The answer must be a single number: how many lines in the entries hold the string "files".

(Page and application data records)

------

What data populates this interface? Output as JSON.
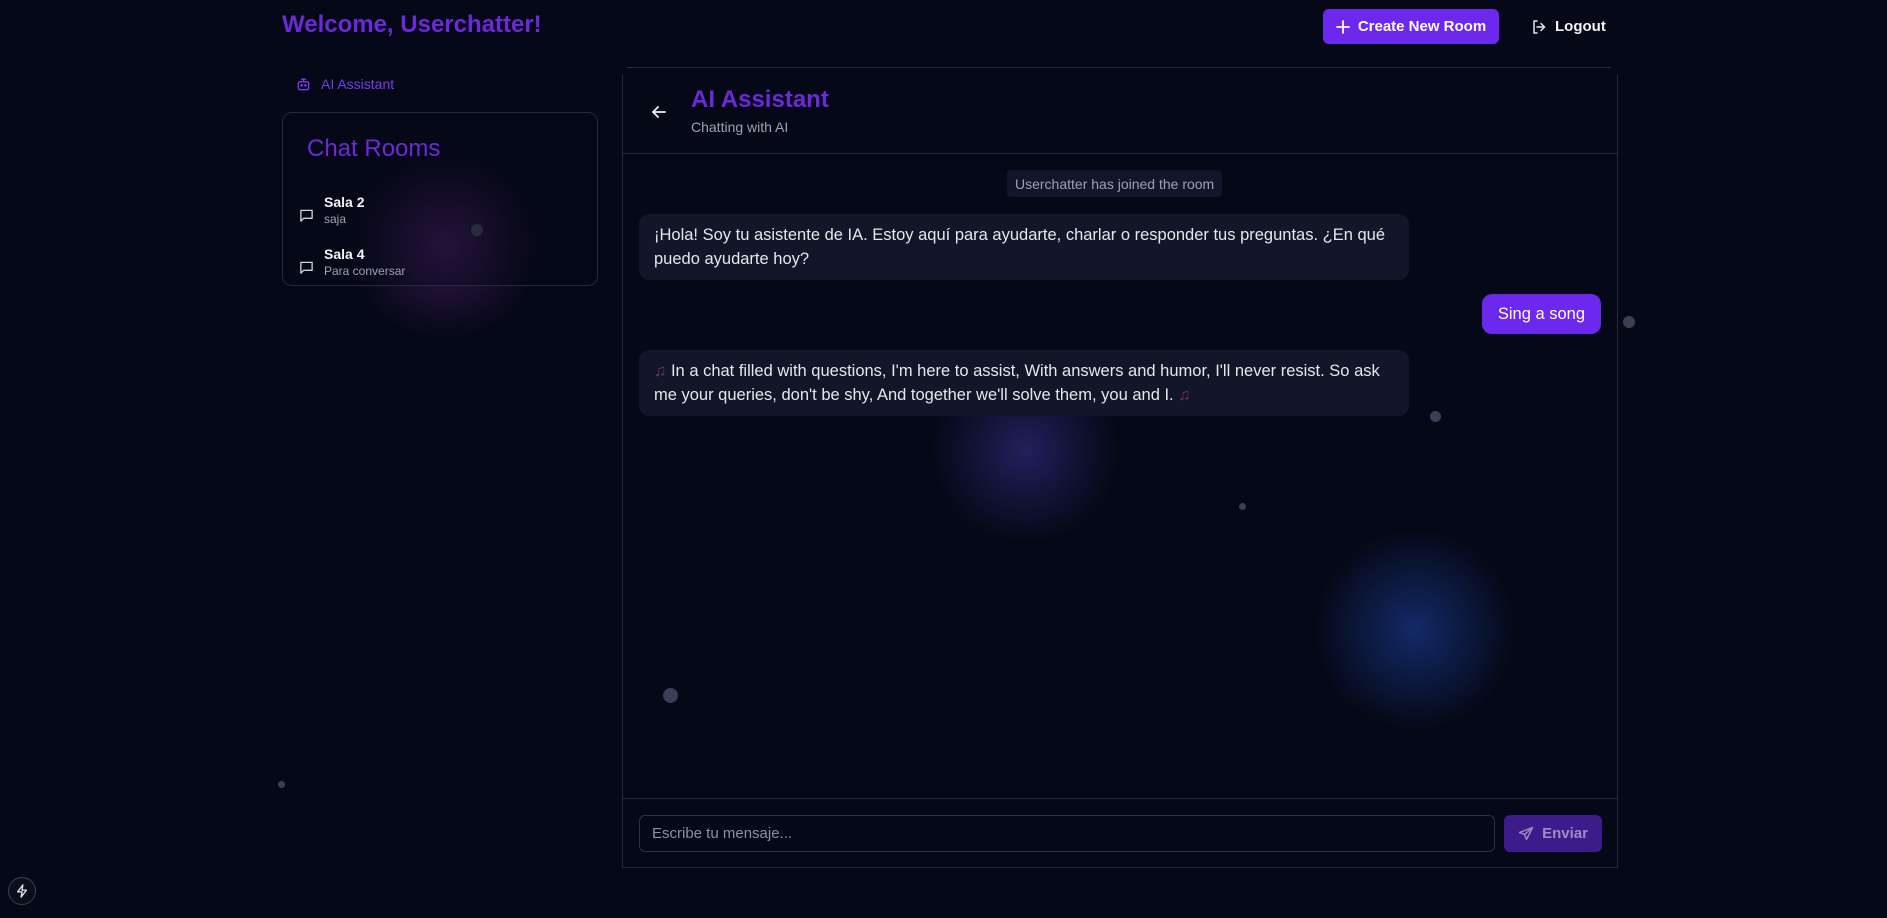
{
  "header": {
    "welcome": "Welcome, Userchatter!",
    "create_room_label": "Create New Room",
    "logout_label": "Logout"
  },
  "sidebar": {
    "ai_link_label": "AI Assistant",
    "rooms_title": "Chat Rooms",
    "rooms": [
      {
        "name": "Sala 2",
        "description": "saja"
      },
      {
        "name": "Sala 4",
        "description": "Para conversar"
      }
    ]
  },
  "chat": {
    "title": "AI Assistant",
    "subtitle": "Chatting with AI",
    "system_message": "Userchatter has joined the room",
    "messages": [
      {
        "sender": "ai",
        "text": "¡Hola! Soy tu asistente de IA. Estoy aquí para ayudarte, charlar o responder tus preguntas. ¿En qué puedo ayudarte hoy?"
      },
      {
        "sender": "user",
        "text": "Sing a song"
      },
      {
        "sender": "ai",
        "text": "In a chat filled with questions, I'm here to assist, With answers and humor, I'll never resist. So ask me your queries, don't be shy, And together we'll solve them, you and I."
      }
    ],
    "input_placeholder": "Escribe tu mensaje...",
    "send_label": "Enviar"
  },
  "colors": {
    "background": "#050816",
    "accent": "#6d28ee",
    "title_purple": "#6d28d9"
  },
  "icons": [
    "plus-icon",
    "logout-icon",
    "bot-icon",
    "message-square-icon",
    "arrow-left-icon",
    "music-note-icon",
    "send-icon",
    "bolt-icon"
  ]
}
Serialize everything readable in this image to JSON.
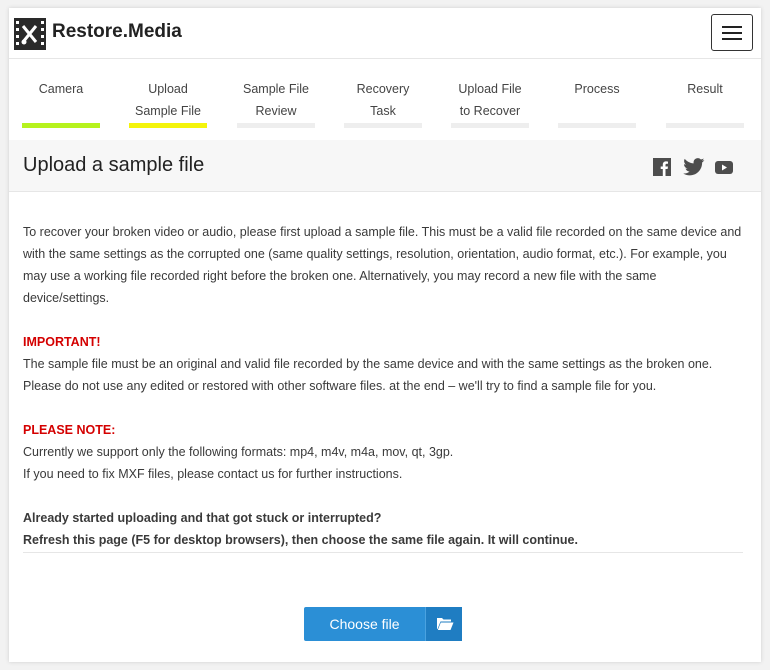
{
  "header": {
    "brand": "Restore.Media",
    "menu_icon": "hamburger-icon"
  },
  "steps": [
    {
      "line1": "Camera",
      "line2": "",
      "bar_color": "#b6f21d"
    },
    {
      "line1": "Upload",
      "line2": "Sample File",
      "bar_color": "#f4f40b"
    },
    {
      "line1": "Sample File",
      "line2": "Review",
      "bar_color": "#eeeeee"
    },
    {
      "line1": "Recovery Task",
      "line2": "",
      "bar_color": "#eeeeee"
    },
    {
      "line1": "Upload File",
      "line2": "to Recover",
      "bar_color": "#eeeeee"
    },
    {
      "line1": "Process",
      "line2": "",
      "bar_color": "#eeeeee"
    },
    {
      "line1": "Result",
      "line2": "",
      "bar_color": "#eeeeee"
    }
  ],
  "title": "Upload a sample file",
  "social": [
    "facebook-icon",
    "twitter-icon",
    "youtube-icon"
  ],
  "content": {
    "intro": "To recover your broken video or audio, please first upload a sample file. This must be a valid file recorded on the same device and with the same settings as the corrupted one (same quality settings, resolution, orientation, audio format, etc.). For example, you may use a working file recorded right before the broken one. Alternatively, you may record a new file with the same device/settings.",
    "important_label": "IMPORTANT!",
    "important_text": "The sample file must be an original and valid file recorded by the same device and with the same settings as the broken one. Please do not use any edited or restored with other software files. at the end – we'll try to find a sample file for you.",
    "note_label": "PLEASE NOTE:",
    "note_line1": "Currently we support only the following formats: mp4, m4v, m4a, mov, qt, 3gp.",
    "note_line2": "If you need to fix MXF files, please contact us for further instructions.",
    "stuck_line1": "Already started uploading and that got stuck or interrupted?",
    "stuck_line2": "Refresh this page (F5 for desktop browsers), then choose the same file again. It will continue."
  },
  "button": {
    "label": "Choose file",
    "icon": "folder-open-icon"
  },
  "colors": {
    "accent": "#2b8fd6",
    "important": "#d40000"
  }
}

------

TASK RESULT | 2